    1. Dennis Brinton

      Some of the churches, including mine, the United Methodist Church, allow RSO’s to attend with a ‘Sponsor’ who accompanies them to church, and stays with them where ever they are in church. This meets concerns of members for their children and allows the RSO to take part in church activities. Not all churches do this how ever

  2. Sheri Chestnutwood

    I believe the residency laws need to be changed. My family has lived near a school for 27 years. My son was convicted of a sex offender crime over a year ago. At the time he lived with us. Without going into all of the details – where he lived at the time had nothing to do with what happened. Homelessness of convicted offenders makes their rehabilitation more difficult. He was told by his probation officer if he registered as homeless it would be a probation violation and he would go to prison. He cant find a decent job and has no place to live. Its almost like the current system encourages offenders to lie about where they live and take their chances on getting caught because that is better than freezing to death living on the street.

  3. Justin

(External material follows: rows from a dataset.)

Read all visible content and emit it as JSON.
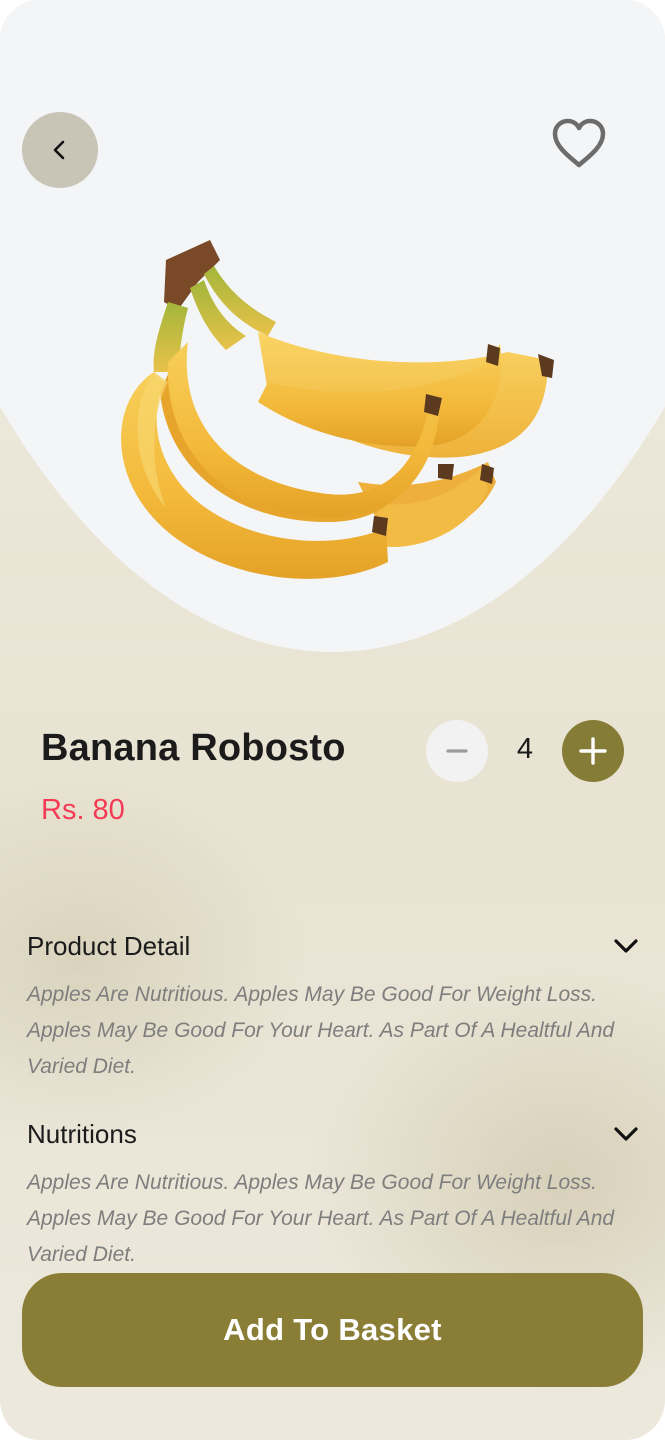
{
  "header": {
    "back_icon": "chevron-left-icon",
    "favorite_icon": "heart-outline-icon"
  },
  "product": {
    "image": "banana-bunch-image",
    "name": "Banana Robosto",
    "price": "Rs. 80"
  },
  "quantity": {
    "value": "4",
    "decrement_icon": "minus-icon",
    "increment_icon": "plus-icon"
  },
  "sections": [
    {
      "title": "Product Detail",
      "body": "Apples Are Nutritious. Apples May Be Good For Weight Loss. Apples May Be Good For Your Heart. As Part Of A Healtful And Varied Diet.",
      "icon": "chevron-down-icon"
    },
    {
      "title": "Nutritions",
      "body": "Apples Are Nutritious. Apples May Be Good For Weight Loss. Apples May Be Good For Your Heart. As Part Of A Healtful And Varied Diet.",
      "icon": "chevron-down-icon"
    }
  ],
  "cta": {
    "label": "Add To Basket"
  },
  "colors": {
    "accent": "#857c37",
    "price": "#f43b55",
    "back_button": "#c8c5b7",
    "hero_background": "#f4f5f7"
  }
}
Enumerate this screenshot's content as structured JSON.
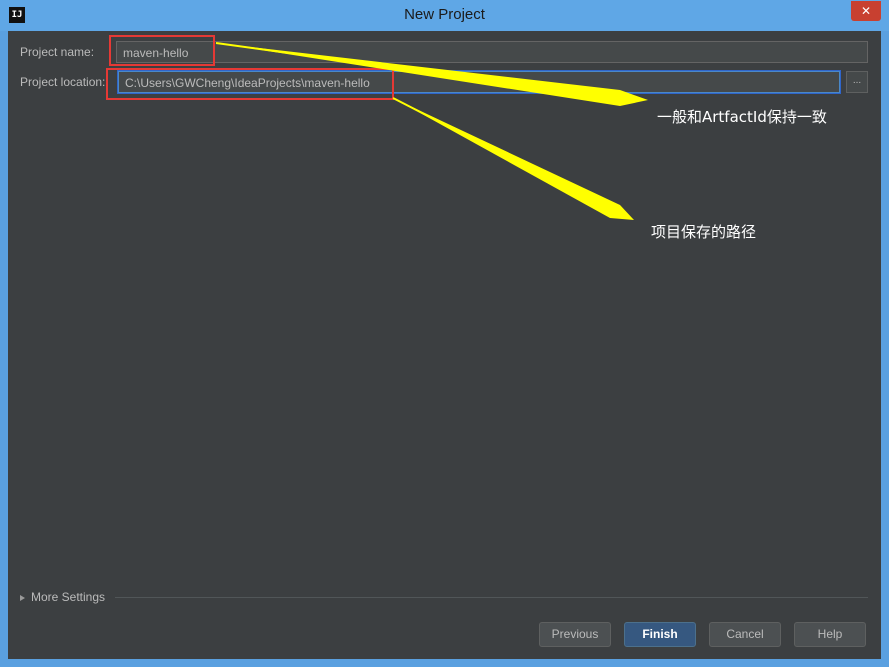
{
  "window": {
    "title": "New Project",
    "app_icon": "IJ"
  },
  "form": {
    "project_name_label": "Project name:",
    "project_name_value": "maven-hello",
    "project_location_label": "Project location:",
    "project_location_value": "C:\\Users\\GWCheng\\IdeaProjects\\maven-hello",
    "browse_label": "..."
  },
  "more_settings": "More Settings",
  "buttons": {
    "previous": "Previous",
    "finish": "Finish",
    "cancel": "Cancel",
    "help": "Help"
  },
  "annotations": {
    "name_note": "一般和ArtfactId保持一致",
    "location_note": "项目保存的路径"
  },
  "colors": {
    "annotation_arrow": "#ffff00",
    "highlight_box": "#e53935",
    "panel_bg": "#3c3f41"
  },
  "icons": {
    "close": "close-icon",
    "browse": "ellipsis-icon",
    "more_settings": "triangle-right-icon"
  }
}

    I’m writing on behalf of my friend. He has read your post, is currently incarcerated, and is interested in writing or speaking with you about reforms and the work that you are currently involved with. The email address is justfusselman@gmail.com and I can help in making sure that you get his contact information and would then be able to correspond with him if you are able and willing to do so. Thank you for your time!